#### Data for the task ####

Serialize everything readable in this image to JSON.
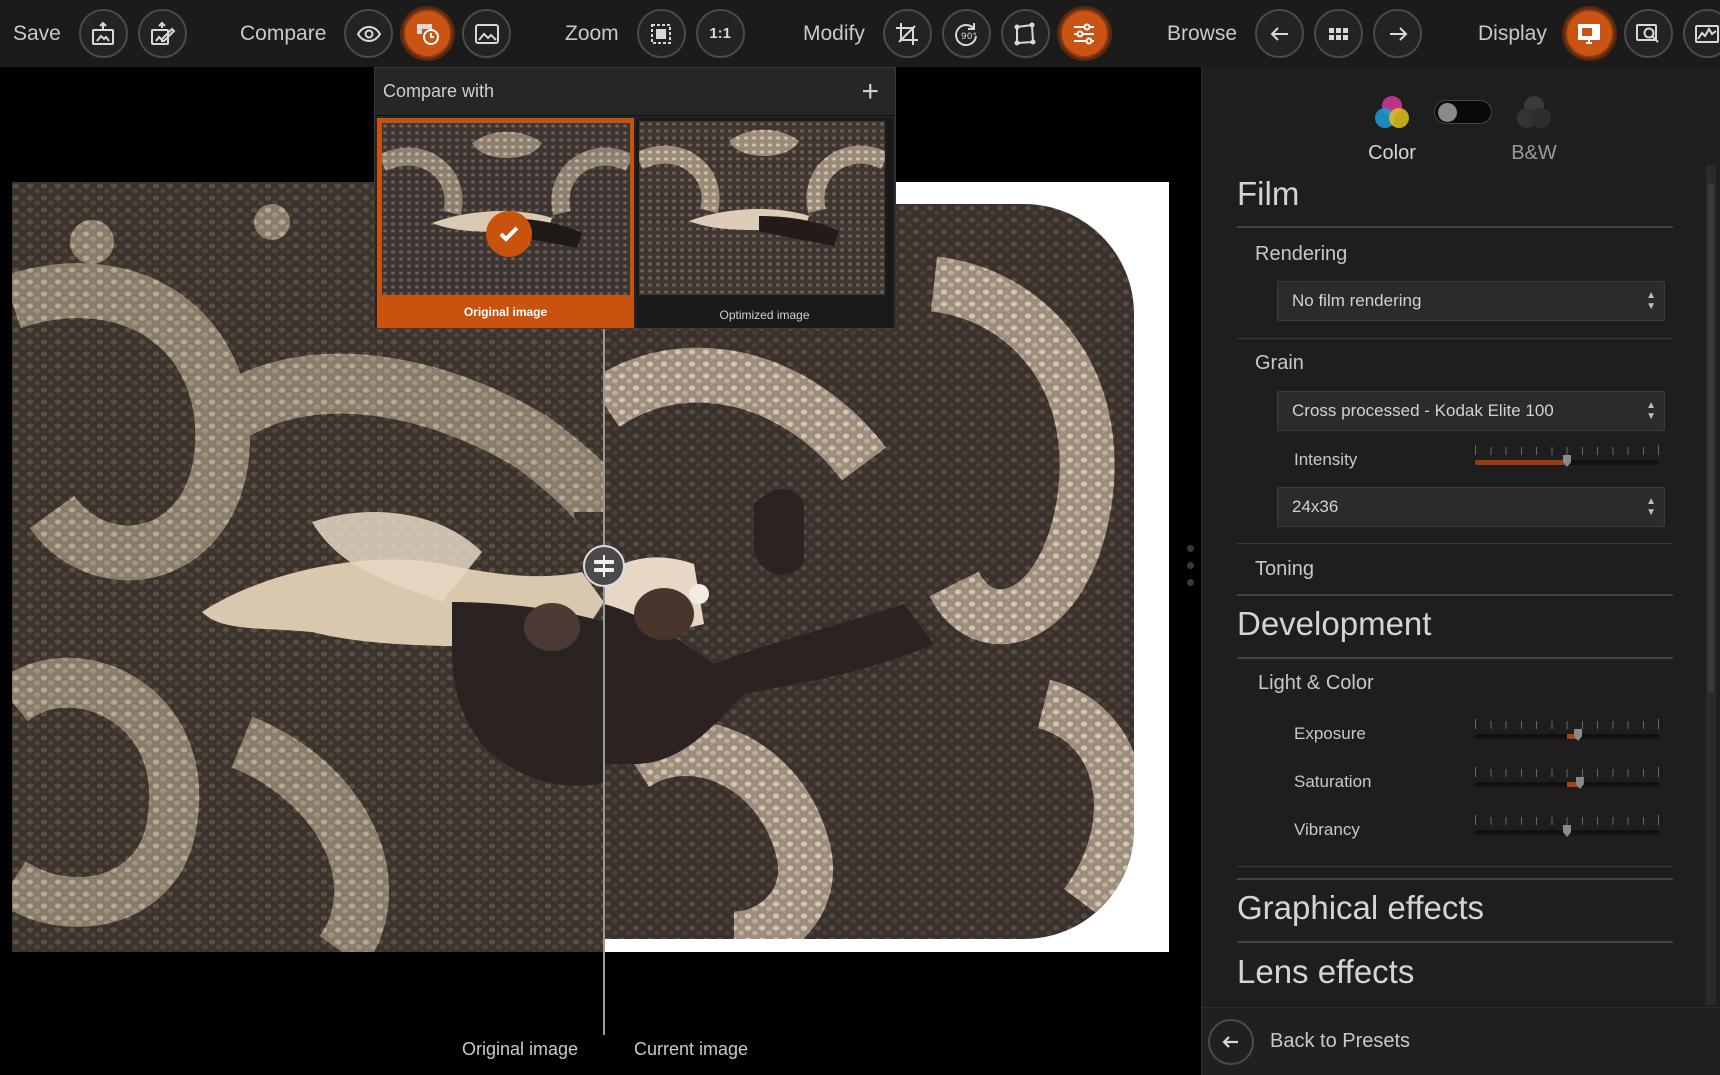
{
  "toolbar": {
    "save": {
      "label": "Save",
      "buttons": [
        "export-icon",
        "export-edit-icon"
      ]
    },
    "compare": {
      "label": "Compare",
      "buttons": [
        "eye-icon",
        "compare-history-icon",
        "image-icon"
      ]
    },
    "zoom": {
      "label": "Zoom",
      "buttons": [
        "fit-icon",
        "actual-size"
      ],
      "actual_size_text": "1:1"
    },
    "modify": {
      "label": "Modify",
      "buttons": [
        "crop-icon",
        "rotate-90-icon",
        "perspective-icon",
        "sliders-icon"
      ],
      "rotate_text": "90°"
    },
    "browse": {
      "label": "Browse",
      "buttons": [
        "arrow-left-icon",
        "grid-icon",
        "arrow-right-icon"
      ]
    },
    "display": {
      "label": "Display",
      "buttons": [
        "monitor-icon",
        "loupe-icon",
        "histogram-icon"
      ]
    },
    "accent": "#c95414"
  },
  "compare_popup": {
    "title": "Compare with",
    "thumbnails": [
      {
        "label": "Original image",
        "selected": true
      },
      {
        "label": "Optimized image",
        "selected": false
      }
    ]
  },
  "viewer": {
    "left_caption": "Original image",
    "right_caption": "Current image"
  },
  "panel": {
    "mode": {
      "color_label": "Color",
      "bw_label": "B&W",
      "toggle_on": false
    },
    "film": {
      "title": "Film",
      "rendering": {
        "label": "Rendering",
        "value": "No film rendering"
      },
      "grain": {
        "label": "Grain",
        "type": "Cross processed - Kodak Elite 100",
        "intensity_label": "Intensity",
        "intensity": 0.5,
        "format": "24x36"
      },
      "toning": {
        "label": "Toning"
      }
    },
    "development": {
      "title": "Development",
      "light_color": {
        "label": "Light & Color",
        "exposure_label": "Exposure",
        "exposure": 0.56,
        "saturation_label": "Saturation",
        "saturation": 0.57,
        "vibrancy_label": "Vibrancy",
        "vibrancy": 0.5
      }
    },
    "graphical_effects": {
      "title": "Graphical effects"
    },
    "lens_effects": {
      "title": "Lens effects"
    },
    "back": {
      "label": "Back to Presets"
    }
  }
}
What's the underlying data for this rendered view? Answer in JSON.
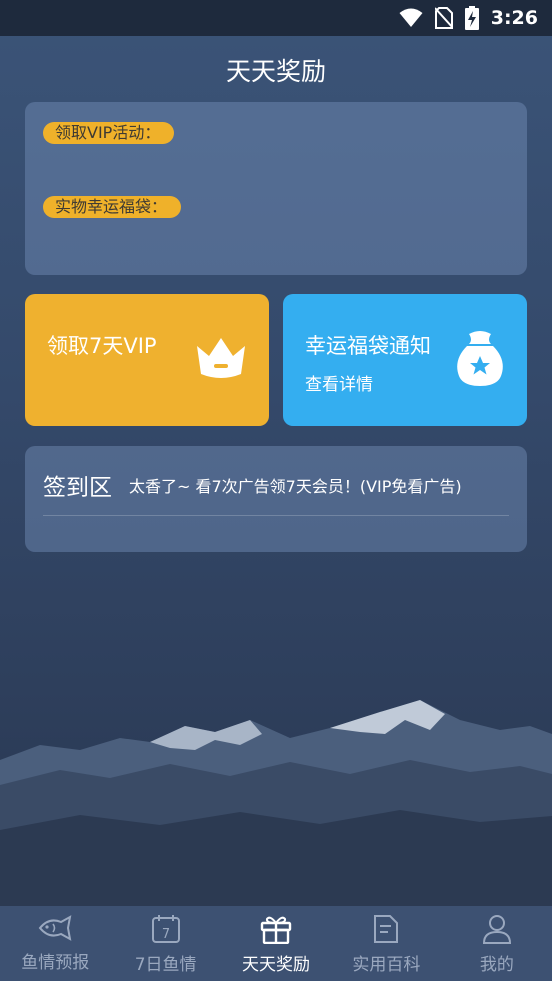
{
  "status_bar": {
    "time": "3:26"
  },
  "page": {
    "title": "天天奖励"
  },
  "promo": {
    "vip_activity_label": "领取VIP活动：",
    "lucky_bag_label": "实物幸运福袋："
  },
  "cards": {
    "vip": {
      "title": "领取7天VIP",
      "icon": "crown-icon",
      "color": "#efb12f"
    },
    "lucky": {
      "title": "幸运福袋通知",
      "subtitle": "查看详情",
      "icon": "lucky-bag-icon",
      "color": "#34aef0"
    }
  },
  "signin": {
    "title": "签到区",
    "description": "太香了~ 看7次广告领7天会员！(VIP免看广告)"
  },
  "tabs": [
    {
      "label": "鱼情预报",
      "icon": "fish-icon",
      "active": false
    },
    {
      "label": "7日鱼情",
      "icon": "calendar-icon",
      "active": false
    },
    {
      "label": "天天奖励",
      "icon": "gift-icon",
      "active": true
    },
    {
      "label": "实用百科",
      "icon": "book-icon",
      "active": false
    },
    {
      "label": "我的",
      "icon": "user-icon",
      "active": false
    }
  ]
}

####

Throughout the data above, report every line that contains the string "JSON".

Written answer:
Serialize everything readable in this image to JSON.
What's the underlying data for this rendered view? Answer in JSON.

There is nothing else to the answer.